However, it will be some time before those proposals come into effect and, even longer, produce actual effects. In the meantime, it is wise for foreigners to take precautions and exercise extreme care and vigilance in Thailand when it comes to roads and transport. The message is clear, road accidents in Thailand are more likely to occur. Any foreigner driving a vehicle in Thailand should only do so once all requirements are in order. This includes having a valid driving permit for Thailand and appropriate insurance at all times.
Foreigners involved in traffic accidents in Thailand
In case of an accident in which both foreigners and Thais are involved, it has long been reported that the Thai police will often side with their countrymen regardless of who at fault. These reports are not entirely accurate. It is more appropriate to say that the Thai police would expect any foreigner on Thailand’s roads to be fully compliant with the law. In most cases the Thai police will act to ensure that matters between the parties are resolved amicably. Yes, there is a perception foreigners are more likely to have the financial resources to pay fines and penalties but this perception is also changing and is also not unreasonable.
For any foreigner expat do not drive if there is any danger of Thai law being broken
For foreigners, who are expats in Thailand, it is necessary to have a proper Thai driving license, have fully comprehensive car insurance and carry the appropriate documents when traveling. It is also de rigueur for any foreigner to resolve personally not to drive under the influence of alcohol in Thailand under any circumstances. It is, in fact, questionable whether foreigners should drive in Thailand, many consciously do not. For expats living in the country with the means to afford a car it can be a difficult lifestyle choice to go without one. Thailand has many scenic spots and beautiful coastal locations that can be a joy to visit. However if a foreigner is driving a car or any motor vehicle in Thailand then more care and precautions must be taken than Thai citizens and certainly more care than driving at home in western countries.
Plight of UK motorbike driver should be a warning to other foreigners

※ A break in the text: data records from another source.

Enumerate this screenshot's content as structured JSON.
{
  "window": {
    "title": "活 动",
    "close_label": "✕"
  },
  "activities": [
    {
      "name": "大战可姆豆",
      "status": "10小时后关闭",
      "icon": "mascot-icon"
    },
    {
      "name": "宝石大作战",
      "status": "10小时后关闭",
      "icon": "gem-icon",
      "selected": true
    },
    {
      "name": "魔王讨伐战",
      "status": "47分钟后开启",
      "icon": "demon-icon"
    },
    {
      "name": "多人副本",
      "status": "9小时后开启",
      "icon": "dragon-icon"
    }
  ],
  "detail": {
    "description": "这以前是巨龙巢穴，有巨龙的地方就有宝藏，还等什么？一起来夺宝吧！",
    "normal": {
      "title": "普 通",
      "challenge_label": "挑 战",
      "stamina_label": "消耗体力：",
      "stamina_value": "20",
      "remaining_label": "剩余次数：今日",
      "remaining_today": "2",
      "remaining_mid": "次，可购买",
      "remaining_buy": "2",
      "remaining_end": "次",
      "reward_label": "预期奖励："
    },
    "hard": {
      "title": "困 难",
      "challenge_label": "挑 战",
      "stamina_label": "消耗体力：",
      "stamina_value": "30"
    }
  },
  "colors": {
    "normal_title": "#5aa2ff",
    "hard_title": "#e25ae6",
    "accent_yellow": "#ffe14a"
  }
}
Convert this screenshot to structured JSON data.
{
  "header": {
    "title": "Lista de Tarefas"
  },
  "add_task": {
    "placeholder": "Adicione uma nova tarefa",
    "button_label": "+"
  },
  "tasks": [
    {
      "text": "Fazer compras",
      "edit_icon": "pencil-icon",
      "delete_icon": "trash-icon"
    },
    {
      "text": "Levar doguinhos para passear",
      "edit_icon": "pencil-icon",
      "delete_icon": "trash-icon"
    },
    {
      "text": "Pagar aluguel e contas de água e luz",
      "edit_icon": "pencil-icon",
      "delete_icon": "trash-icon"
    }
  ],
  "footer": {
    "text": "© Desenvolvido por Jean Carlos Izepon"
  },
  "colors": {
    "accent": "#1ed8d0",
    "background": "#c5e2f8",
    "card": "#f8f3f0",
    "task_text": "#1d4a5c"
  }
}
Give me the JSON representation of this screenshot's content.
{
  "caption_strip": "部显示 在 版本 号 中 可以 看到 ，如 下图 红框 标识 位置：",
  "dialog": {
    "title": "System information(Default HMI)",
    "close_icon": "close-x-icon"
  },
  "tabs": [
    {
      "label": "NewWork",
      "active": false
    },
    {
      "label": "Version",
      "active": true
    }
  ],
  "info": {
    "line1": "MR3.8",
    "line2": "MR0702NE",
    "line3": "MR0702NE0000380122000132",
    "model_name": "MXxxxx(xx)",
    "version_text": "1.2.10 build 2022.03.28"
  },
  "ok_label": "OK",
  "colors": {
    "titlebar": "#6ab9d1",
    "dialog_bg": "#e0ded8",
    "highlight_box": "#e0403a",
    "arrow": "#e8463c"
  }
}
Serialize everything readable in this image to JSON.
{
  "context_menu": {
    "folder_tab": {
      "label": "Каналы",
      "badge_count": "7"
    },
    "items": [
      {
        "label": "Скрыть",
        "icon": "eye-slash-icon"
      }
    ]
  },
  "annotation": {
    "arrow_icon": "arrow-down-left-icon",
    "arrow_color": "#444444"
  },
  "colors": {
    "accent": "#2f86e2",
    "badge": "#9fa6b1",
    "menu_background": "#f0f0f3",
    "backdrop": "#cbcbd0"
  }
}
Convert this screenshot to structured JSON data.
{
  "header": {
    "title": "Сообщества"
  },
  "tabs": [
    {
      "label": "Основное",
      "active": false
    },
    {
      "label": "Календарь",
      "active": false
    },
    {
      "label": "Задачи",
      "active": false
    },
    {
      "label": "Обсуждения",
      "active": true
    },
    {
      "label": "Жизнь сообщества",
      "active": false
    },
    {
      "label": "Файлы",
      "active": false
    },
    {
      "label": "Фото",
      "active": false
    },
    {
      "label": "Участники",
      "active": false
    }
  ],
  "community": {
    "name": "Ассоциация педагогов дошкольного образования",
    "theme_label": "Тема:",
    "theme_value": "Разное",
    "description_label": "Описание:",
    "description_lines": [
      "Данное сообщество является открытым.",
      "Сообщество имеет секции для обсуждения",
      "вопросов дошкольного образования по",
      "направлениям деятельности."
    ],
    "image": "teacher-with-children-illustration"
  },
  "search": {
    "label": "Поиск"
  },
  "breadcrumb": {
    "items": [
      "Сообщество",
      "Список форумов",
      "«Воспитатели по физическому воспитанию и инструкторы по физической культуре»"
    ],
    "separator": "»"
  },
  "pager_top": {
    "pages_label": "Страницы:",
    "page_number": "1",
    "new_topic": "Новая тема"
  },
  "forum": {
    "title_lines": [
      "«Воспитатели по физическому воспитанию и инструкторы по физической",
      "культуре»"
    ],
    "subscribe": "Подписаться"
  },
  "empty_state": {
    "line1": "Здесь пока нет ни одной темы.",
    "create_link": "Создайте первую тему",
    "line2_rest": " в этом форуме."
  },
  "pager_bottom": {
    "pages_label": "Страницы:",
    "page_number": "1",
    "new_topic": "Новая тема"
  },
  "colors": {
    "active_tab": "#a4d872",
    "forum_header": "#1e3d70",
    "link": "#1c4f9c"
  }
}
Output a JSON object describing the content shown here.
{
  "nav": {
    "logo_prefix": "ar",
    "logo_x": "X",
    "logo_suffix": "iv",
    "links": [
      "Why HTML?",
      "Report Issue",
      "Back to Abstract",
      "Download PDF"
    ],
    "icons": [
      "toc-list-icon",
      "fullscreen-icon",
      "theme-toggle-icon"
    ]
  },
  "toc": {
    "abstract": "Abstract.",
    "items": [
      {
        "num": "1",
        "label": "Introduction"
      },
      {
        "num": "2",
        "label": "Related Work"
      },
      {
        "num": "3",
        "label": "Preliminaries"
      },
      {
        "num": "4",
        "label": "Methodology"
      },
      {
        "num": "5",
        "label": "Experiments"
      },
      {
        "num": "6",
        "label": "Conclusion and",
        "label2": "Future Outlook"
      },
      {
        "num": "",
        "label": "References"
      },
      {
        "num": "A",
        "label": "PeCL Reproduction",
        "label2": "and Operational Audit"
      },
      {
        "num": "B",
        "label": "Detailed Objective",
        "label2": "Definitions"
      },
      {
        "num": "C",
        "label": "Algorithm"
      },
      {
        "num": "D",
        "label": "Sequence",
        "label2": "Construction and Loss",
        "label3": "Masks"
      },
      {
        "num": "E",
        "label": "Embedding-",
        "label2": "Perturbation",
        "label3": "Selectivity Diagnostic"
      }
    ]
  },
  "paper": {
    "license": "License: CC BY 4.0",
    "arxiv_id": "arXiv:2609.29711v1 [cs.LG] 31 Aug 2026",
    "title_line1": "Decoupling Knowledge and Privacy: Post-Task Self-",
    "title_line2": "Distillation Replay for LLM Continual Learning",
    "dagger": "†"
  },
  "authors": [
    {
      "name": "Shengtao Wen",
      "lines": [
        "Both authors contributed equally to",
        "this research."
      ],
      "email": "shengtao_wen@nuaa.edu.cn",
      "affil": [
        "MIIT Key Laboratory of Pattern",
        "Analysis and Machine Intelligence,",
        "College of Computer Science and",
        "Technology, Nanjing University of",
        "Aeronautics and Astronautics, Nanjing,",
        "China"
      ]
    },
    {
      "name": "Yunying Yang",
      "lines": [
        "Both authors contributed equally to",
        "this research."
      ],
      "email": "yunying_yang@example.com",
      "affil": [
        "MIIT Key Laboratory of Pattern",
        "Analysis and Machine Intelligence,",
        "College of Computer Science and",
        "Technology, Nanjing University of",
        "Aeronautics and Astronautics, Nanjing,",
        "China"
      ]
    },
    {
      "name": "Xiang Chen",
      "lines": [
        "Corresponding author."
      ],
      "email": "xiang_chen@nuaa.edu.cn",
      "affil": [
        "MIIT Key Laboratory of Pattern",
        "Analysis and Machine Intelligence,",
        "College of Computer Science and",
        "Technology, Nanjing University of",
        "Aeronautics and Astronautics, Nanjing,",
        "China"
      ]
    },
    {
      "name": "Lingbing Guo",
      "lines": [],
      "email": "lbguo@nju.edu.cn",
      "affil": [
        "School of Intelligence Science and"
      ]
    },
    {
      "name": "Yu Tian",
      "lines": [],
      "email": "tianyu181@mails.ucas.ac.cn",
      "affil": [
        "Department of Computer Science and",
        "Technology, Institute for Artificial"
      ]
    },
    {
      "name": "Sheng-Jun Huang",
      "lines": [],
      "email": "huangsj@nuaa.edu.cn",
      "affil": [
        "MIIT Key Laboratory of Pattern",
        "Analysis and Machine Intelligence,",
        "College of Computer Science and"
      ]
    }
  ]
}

The facts of the matter are that foreigners haveended up imprisoned in Thailand as a result of road traffic accidents under applicable Thai law for driving without insurance or for driving dangerously when injuries have occured. One such man was UK man David Campbell who was involved in a motorbike accident in Rayong province in Thailand in March 2015. The UK man collided with another motorbike at night carrying three people. Although he himself initially reported the incident to Thai police and was told there was no record, he was later arrested for assault and charged with manslaughter. The UK man spent 14 months in a Thai prison where he claims he was ‘humiliated’. Claiming to be deprived of information on his case, he told the UK’s Daily Mirror newspaper, after being released, that he had ‘no idea what’s been going on for 14 months.’ He said that his experience in Thai prison had damaged his health and left him deeply in debt. He was still unsure of the charges being brought against him. ‘All I know is that it was an accident.’ The consequences of such legal jeopardy in Thailand can be severe. It’s simply not worth the risk as the chances of danger are too high.